Nature and adventure (Costa Rica has everything from beaches, rainforests, volcanoes, zip lining, waterfalls, for the outdoorsmen in you)
These are some things you should consider when choosing a country to live in:
- Barriers to Entry
- Do you need a work visa to start a business?
- Language Barrier and Perception towards foreigners?
- Government Interference and Political Stability
- Market Conditions and Spending Power
- Cost of Operations – You have to consider how much money you have in savings or in loans to start up a business. Developing nations such as Costa Rica are beneficial in that way because labor is affordable and rent is comparatively low.
- Taxation: How much will your company be taxed?
- Affordability: What are your monthly expenses going to look like and will you be able to cover them?
7. Where do you see yourself in 5 years?
The goal is to have several different business ventures established, some local to Costa Rica and some international. In five years, the plan is to be living in Spain.
I would say it’s all about creating financial independency so Amrit and I can spend more time doing the things we enjoy. It’s definitely not easy right now, it’s a lot of hours and a lot of hands on work at the moment, but I see this phase as setting the foundation of our lifestyle.
8. How has your journey been so far? I’m sure there are days of paranoia and fear as to whether you will succeed or not. What keeps you going during those times? How do you cope with the stress?
There are always ups and downs, so many ups and downs. Days where I feel like I can conquer the world and days where I think to myself ‘my god what have I done, is it too late to go back to Canada?”. I wish I could tell people it’s easy, but no matter if you are opening an online service like Wealthsimple, physical brick and mortar locations or offering e-commerce it takes a lot of blood, sweat and praying to get it up and running. What keeps me going during these times is the fact I keep reminding myself that this is the hardest part. If I can get past the set-up stage, 80% of the battle is won. In fact most businesses shut down in the first year, I bet if they kept going many of them would be extremely successful today. I also try to remind myself that I have nothing to lose and everything to gain. Worst case scenario, this isn’t for me and I decide to try something else or go back to consulting. NO BIG DEAL.

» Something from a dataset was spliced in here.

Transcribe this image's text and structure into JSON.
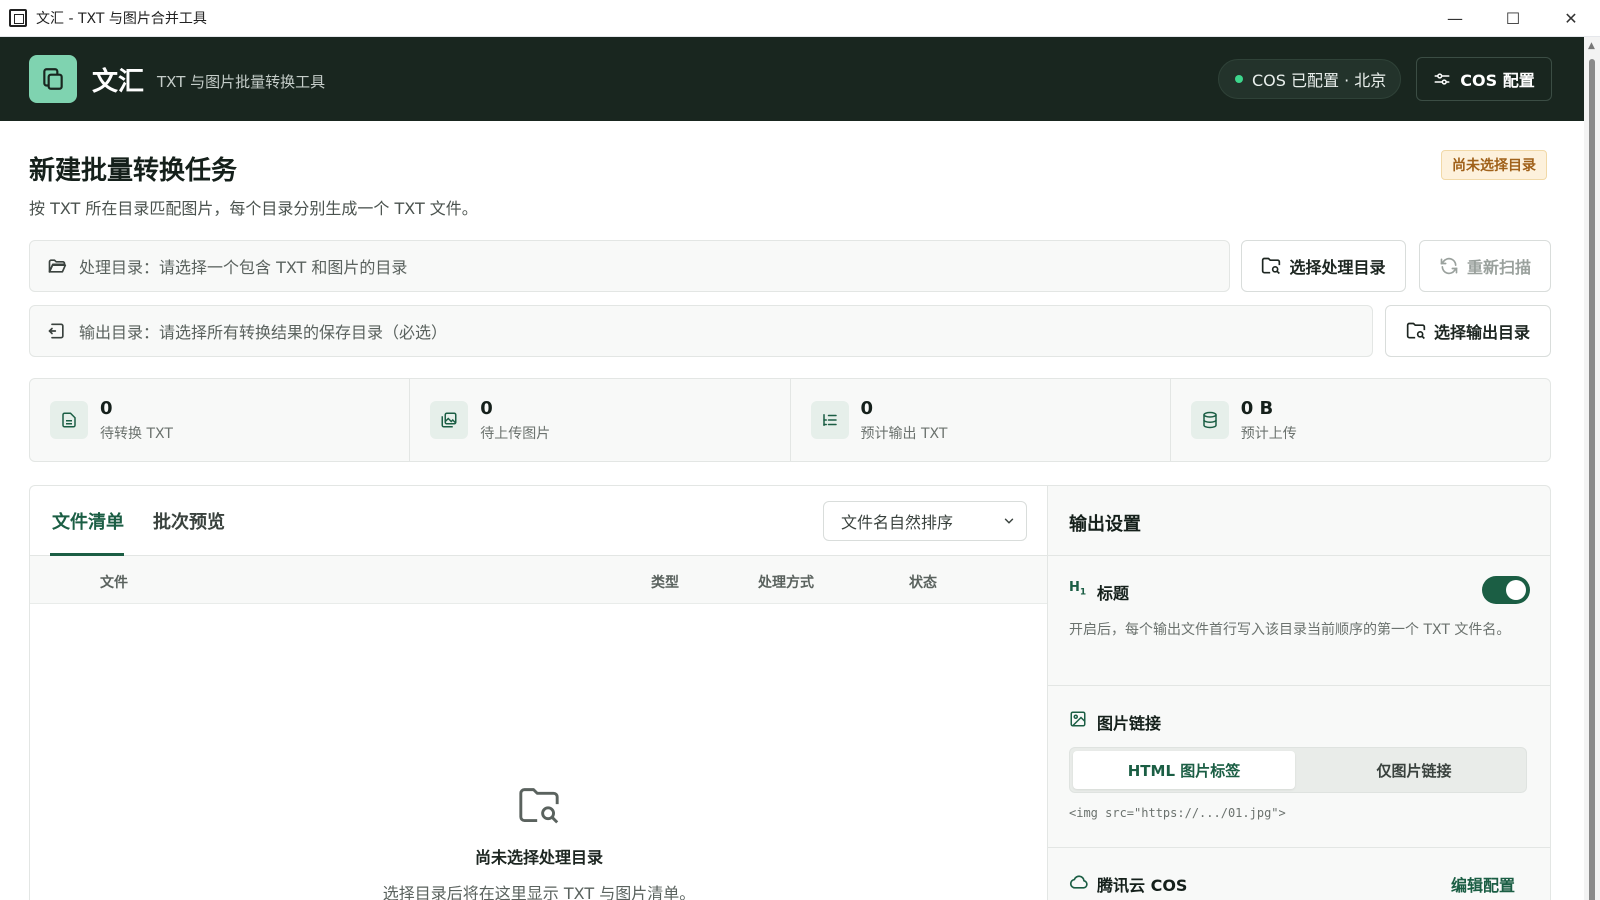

Thank you Simrat for sharing your story with us! I know it definitely inspired me to start making changes so that one day (very soon), I can make that happen as well and I hope it inspired some of you to take a leap of faith! If you have any questions for her, please comment below or email me and I will share her answers with you 🙂